Number two, John McCain is NOT gaining ground in the states that matter the most. The top tier of states in this election are Virginia, Colorado and Pennsylvania. There is lots of lots of polling in these states, particularly in Virgnia and Pennsylvania, and it’s all coming up in roughly the same range, showing Obama leads in the high single digits (in VA and CO) or the low double digits (in PA). The second tier of states is probably Ohio, Florida and Nevada. McCain seems to be getting a bit stronger in Florida; Obama seems to be getting a bit stronger in Ohio and Nevada. McCain does seem to have halted Obama’s progress in some of the third-tier states, particularly Missouri and North Carolina. On the other hand, some other third-tier states, like New Mexico and particularly New Hampshire (where Obama is getting some insane numbers lately), now appear to be off the table.

Or put another way: a whole batch of new polls came out. McCain leads in:

Alaska, Kansas, Idaho and Utah (by 16-23 points), Missouri (by 2) and Arizona (by 2) and Georgia (by 4). That’s it.
Follow the link and see for yourself.

Still, it isn’t over and I am still making my GOTV out of town trip. And yes, I made my final campaign donation.

Humor: McCain tried to hammer Obama for having some ties (e. g., having a conversation) with Rashid Khalidi. But McCain helped fund his work!

[Seth Colter Walls] A 1998 tax filing for the McCain-led group shows a $448,873 grant to Khalidi’s Center for Palestine Research and Studies for work in the West Bank. (See grant number 5180, “West Bank: CPRS” on page 14 of this PDF.)

The relationship extends back as far as 1993, when John McCain joined IRI as chairman in January. Foreign Affairs noted in September of that year that IRI had helped fund several extensive studies in Palestine run by Khalidi’s group, including over 30 public opinion polls and a study of “sociopolitical attitudes.”

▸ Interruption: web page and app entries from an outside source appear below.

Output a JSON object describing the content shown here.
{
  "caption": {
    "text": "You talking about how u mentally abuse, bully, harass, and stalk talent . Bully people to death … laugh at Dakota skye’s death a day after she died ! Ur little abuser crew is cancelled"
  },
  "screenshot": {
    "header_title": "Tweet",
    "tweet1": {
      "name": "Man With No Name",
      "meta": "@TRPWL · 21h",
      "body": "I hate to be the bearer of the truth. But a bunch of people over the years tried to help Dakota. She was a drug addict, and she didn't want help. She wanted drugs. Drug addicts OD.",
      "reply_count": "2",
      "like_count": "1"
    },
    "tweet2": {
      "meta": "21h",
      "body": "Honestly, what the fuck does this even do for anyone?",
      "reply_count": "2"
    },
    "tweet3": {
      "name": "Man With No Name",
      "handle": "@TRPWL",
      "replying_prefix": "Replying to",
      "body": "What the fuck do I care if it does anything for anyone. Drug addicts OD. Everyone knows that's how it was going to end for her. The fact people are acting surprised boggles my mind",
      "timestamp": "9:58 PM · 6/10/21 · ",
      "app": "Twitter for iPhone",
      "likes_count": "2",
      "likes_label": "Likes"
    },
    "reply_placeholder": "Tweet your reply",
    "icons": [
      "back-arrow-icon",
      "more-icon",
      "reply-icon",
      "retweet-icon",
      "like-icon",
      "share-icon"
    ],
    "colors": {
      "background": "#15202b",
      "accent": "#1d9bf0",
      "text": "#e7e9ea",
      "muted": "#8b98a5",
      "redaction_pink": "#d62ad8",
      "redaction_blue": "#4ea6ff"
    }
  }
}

Of course, there’s seemingly nothing objectionable with McCain’s organization helping a Palestinian group conduct research in the West Bank or Gaza. But it does suggest that McCain could have some of his own explaining to do as he tries to make hay out of Khalidi’s ties to Obama.

October 30, 2008 Posted by | 2008 Election, Barack Obama, John McCain, mccain, politics, politics/social, republicans | Leave a comment

Follow

Get every new post delivered to your Inbox.

Join 645 other followers